Majority of small U.S. businesses see worst coronavirus impact still ahead -poll

FILE PHOTO: Makenna Hillyard, 13, checks a to-go order at Farley's East in Oakland, California, U.S. April 16, 2020. The cafe temporarily closed during the shelter-in-place but returned first to sell meals-to-go and later reopened its cafe on April 29, 2020 with the help of the paycheck protection program, part of the $2.3 trillion economic relief package passed by Congress in late March. REUTERS/Nathan Frandino

WASHINGTON (Reuters) - Most small business owners in the United States believe the worst of the coronavirus pandemic is still ahead of them, with half saying their operations would permanently close within a year unless the business environment improves, the U.S. Chamber of Commerce said on Tuesday.

A new U.S. Chamber-MetLife poll of small businesses taken from Oct. 30-Nov. 10 showed that 74% of the owners said they need further government assistance to weather the pandemic. That percentage rises to 81% for minority-owned businesses.

The quarterly poll found that the 62% of small business owners fear that the worst is still to come with COVID-19’s economic impact. Only 40% said they believe their small businesses can operate indefinitely during the current business environment.

“We must ensure small businesses across the country receive the assistance they need from the federal government,” said Neil Bradley, the Chamber’s chief policy officer. “Not passing the bipartisan compromise for temporary and targeted relief risks the permanent loss of tens of thousands of small businesses, financial hardship for millions of Americans, and unnecessary delays in combating the pandemic.”
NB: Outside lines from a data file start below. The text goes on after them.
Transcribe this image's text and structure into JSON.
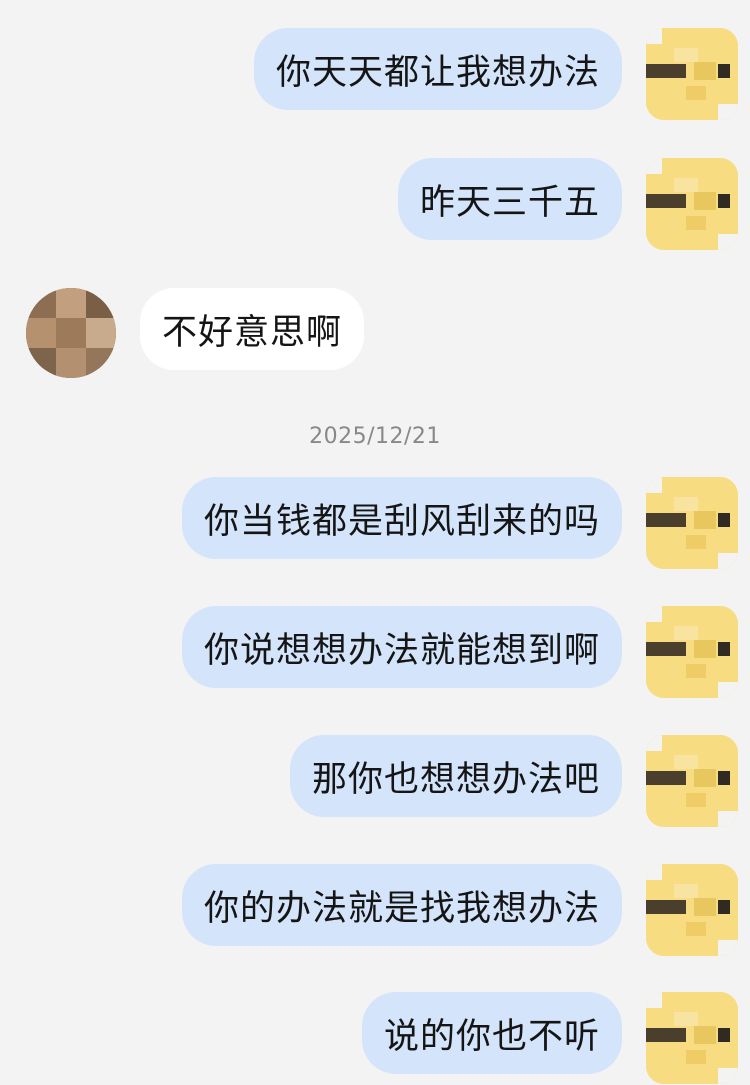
{
  "conversation": {
    "messages_before": [
      {
        "sender": "me",
        "text": "你天天都让我想办法"
      },
      {
        "sender": "me",
        "text": "昨天三千五"
      },
      {
        "sender": "other",
        "text": "不好意思啊"
      }
    ],
    "timestamp": "2025/12/21",
    "messages_after": [
      {
        "sender": "me",
        "text": "你当钱都是刮风刮来的吗"
      },
      {
        "sender": "me",
        "text": "你说想想办法就能想到啊"
      },
      {
        "sender": "me",
        "text": "那你也想想办法吧"
      },
      {
        "sender": "me",
        "text": "你的办法就是找我想办法"
      },
      {
        "sender": "me",
        "text": "说的你也不听"
      }
    ]
  },
  "colors": {
    "background": "#f3f3f3",
    "my_bubble": "#d4e4fa",
    "other_bubble": "#ffffff",
    "timestamp_text": "#888888"
  }
}
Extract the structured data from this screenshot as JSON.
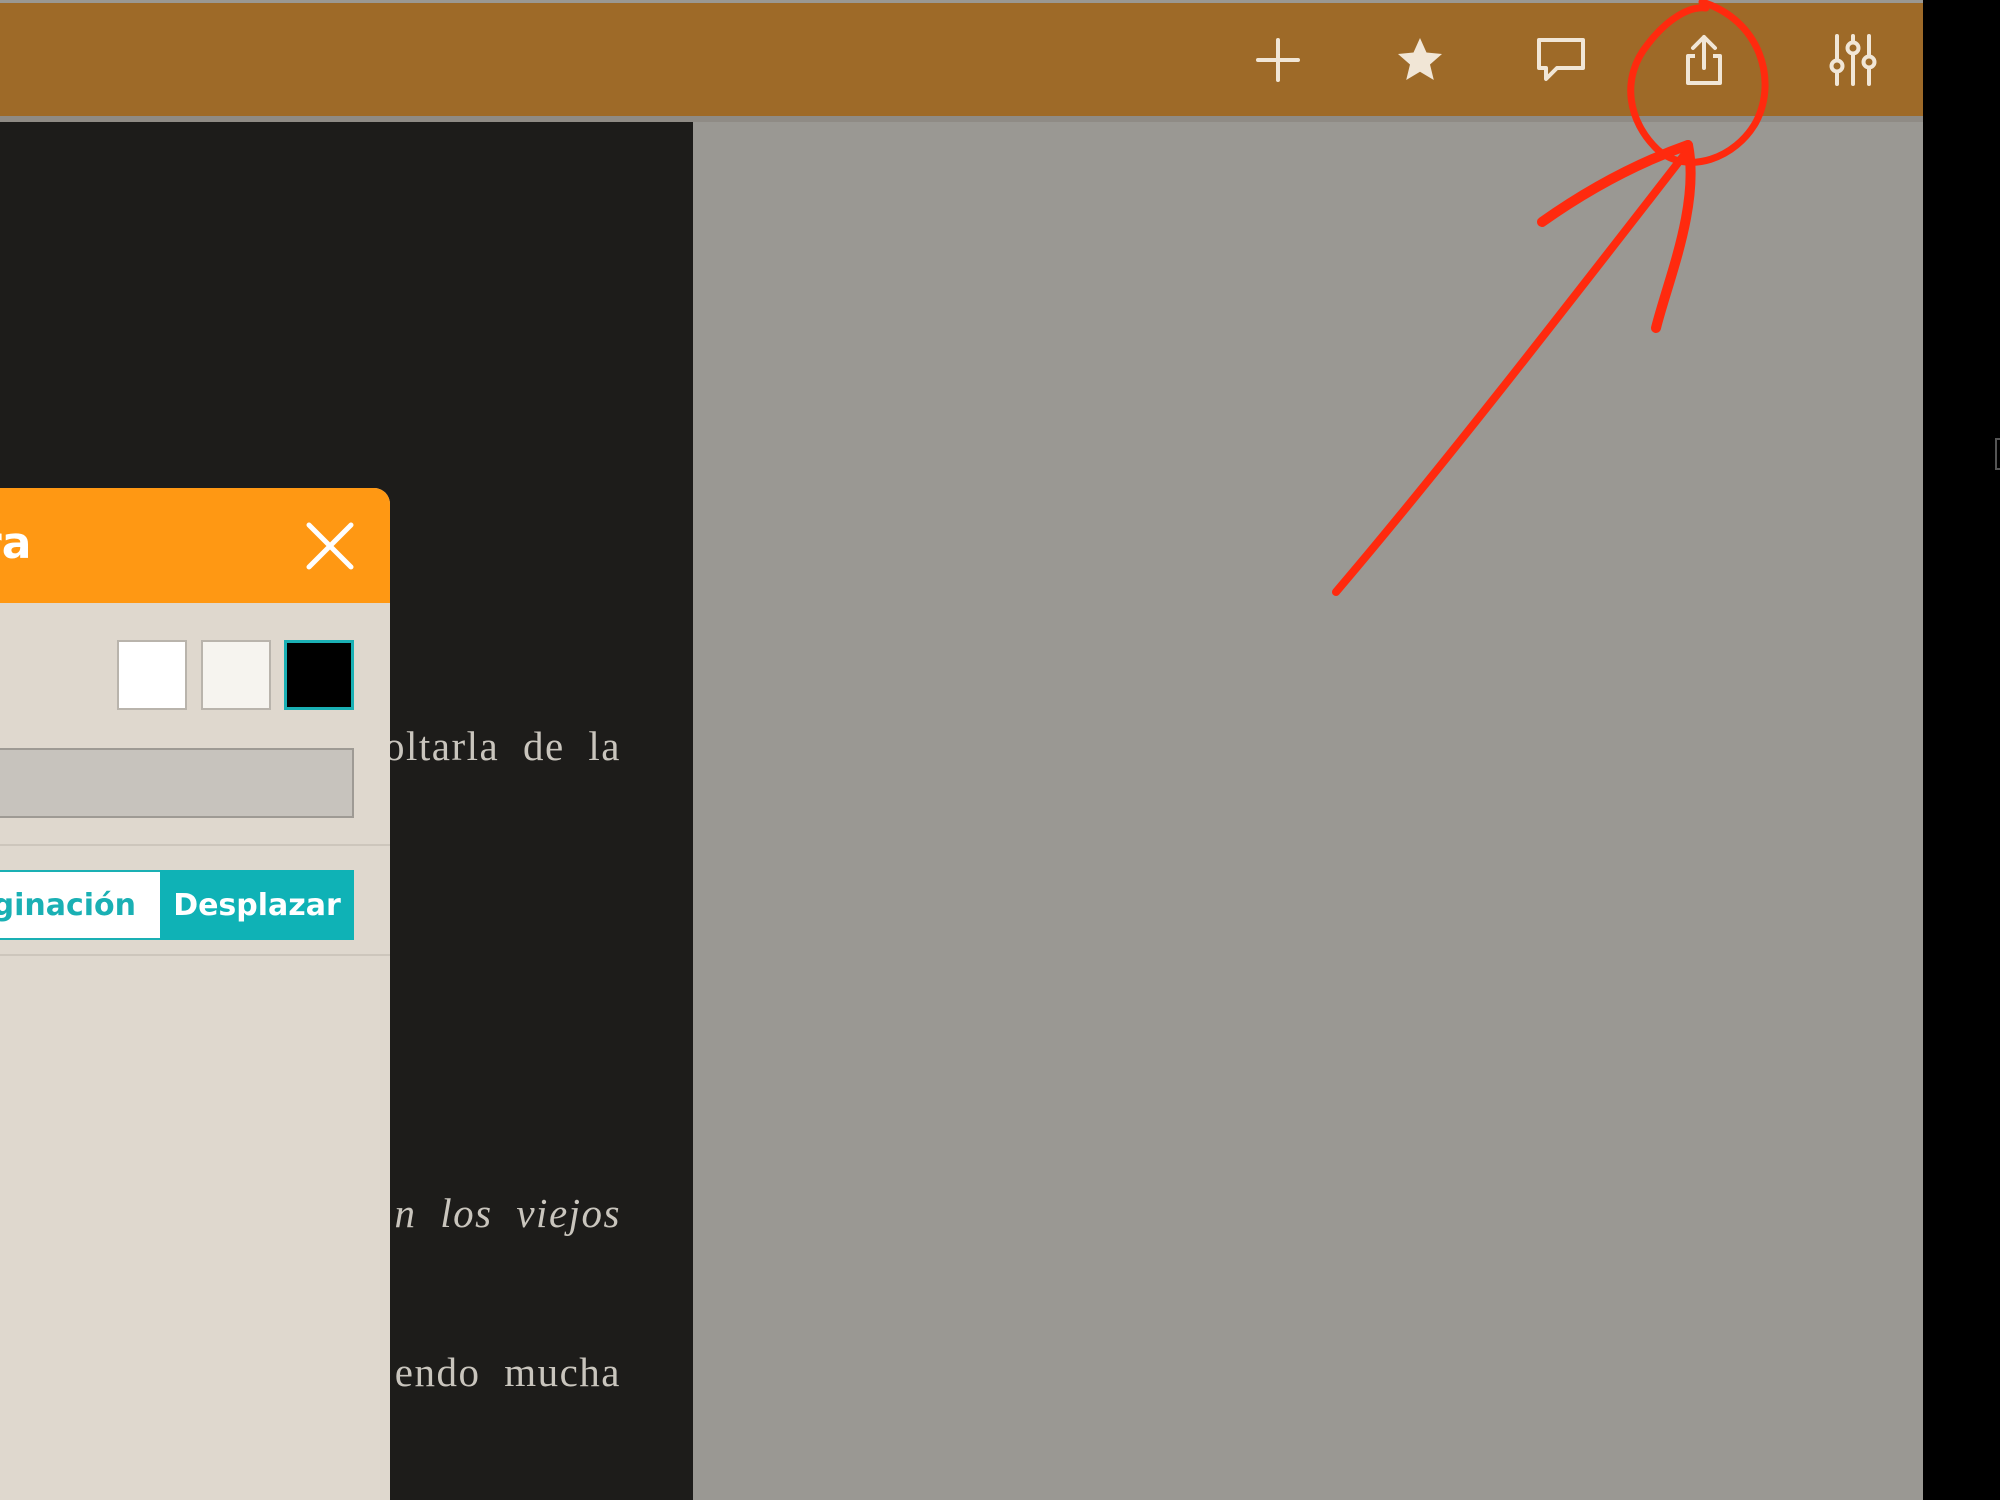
{
  "toolbar": {
    "background": "#9e6a28",
    "icon_color": "#f1e6d6",
    "buttons": [
      {
        "icon": "plus-icon",
        "label": "add"
      },
      {
        "icon": "star-icon",
        "label": "bookmark"
      },
      {
        "icon": "comment-icon",
        "label": "comment"
      },
      {
        "icon": "share-icon",
        "label": "share"
      },
      {
        "icon": "sliders-icon",
        "label": "settings"
      }
    ]
  },
  "book": {
    "lines": [
      {
        "text": "oltarla de la",
        "italic": false
      },
      {
        "text": "n los viejos",
        "italic": true
      },
      {
        "text": "endo mucha",
        "italic": false
      }
    ]
  },
  "panel": {
    "title": "ra",
    "header_color": "#ff9813",
    "accent_color": "#1ab0b4",
    "swatches": [
      "#ffffff",
      "#f6f4ef",
      "#000000"
    ],
    "selected_swatch": "#000000",
    "paginate_label": "aginación",
    "scroll_label": "Desplazar",
    "selected_mode": "Desplazar"
  },
  "annotation": {
    "color": "#ff2a0e",
    "target": "share-icon"
  }
}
Democrats and Republicans in Congress are still wrangling this week over a new coronavirus relief package that would provide additional unemployment compensation and aid to small businesses and other sectors of the economy hit hard by the pandemic.
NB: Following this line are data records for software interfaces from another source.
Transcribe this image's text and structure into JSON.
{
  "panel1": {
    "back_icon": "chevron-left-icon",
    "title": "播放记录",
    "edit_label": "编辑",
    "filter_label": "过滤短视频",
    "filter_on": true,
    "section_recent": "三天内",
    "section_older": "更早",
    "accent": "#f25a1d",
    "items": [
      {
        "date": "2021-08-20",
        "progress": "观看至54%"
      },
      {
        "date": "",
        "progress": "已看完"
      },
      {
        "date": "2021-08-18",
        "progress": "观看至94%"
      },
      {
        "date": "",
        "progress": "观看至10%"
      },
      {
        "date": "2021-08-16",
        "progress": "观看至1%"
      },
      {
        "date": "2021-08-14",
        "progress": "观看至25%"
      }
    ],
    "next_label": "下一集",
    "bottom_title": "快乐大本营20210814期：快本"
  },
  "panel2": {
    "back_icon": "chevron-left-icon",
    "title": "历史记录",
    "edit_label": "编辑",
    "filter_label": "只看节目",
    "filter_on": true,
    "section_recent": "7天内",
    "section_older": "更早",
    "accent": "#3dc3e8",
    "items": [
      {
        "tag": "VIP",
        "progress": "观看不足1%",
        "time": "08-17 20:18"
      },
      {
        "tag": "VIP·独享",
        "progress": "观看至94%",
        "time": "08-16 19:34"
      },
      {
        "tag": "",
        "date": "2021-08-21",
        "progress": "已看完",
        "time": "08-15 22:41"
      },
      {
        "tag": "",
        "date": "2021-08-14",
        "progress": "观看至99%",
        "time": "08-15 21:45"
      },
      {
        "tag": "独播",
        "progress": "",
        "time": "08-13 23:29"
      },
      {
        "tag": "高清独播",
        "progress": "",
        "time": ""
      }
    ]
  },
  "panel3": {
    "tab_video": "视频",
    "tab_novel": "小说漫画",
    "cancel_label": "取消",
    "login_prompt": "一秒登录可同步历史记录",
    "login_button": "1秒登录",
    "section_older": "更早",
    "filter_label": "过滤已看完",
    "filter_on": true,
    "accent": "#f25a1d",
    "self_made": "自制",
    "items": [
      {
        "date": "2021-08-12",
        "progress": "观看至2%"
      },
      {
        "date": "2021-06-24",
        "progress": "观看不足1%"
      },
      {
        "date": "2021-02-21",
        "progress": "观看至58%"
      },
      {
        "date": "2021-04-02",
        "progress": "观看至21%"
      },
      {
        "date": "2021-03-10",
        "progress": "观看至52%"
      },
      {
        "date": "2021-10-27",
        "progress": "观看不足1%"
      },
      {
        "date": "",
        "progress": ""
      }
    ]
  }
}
Bradley said the quarterly survey found that 14% of small businesses are currently planning to cut staff, up from 9% in July and September. Staff reduction plans are back up to the 13% level that the survey saw in April during the pandemic’s first peak, he said.

The United States extended its rollout of the first authorized COVID-19 vaccine here Tuesday, inoculating healthcare workers on the frontlines of a pandemic that has killed more than 300,000 people across the country.

Reporting by David Lawder; editing by Grant McCool